Manufactured in 1878 at Blenheim in Germany, the clock was brought to Australia for the Sydney Exhibition of 1879. A disastrous fire destroyed the Exhibition however the clock was salvaged, unharmed and intact.
After a brief time in Sydney’s Botanic Gardens it was sent to Bourke for use as the town's clock. Eventually it made its way back to Sydney and was kept in government stores until it was decided that it would be a suitable addition to The Coast Hospital.
In 1898 the clock was mounted in an ’artistic‘ tower built by Henry Tucker Jones.
The clock tower was constructed from wood and corrugated iron. It was unconventional in that not only did the lower part of the tower support the upper part, it also acted as a meat safe.
Presiding over the busy routine of the hospital, this intriguing clock tower rang out its melodious hourly clang until it was demolished in the 1930s as The Coast Hospital began to undergo a major transformation.
The clock was stored at the hospital until 1953 when it was later installed in an elegant three storey high, square, brick tower complete with a copper roof and wind vane. Located in full view of the hospital gates and adjacent to Ward 1 (now The Flowers Ward), is where it still stands today.

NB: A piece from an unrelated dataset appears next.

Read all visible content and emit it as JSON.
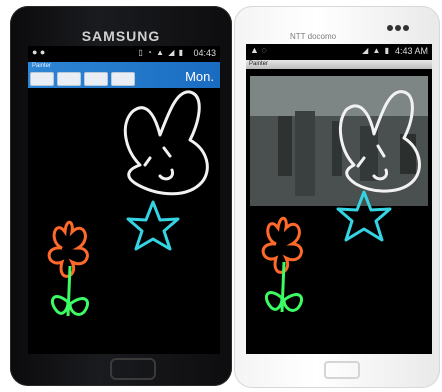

The clock tower was dedicated to the memory of two air force officers, Flying Officer Norman F Dwyer and his cousin Wing Commander Stanley G Stilling, DFC. Both were killed in action during the Second World War. Mr W Dwyer, father of Norman, was at one time a manager of the hospital.
A Coast Chronicle – The History of the Prince Henry Hospital, CR Boughton.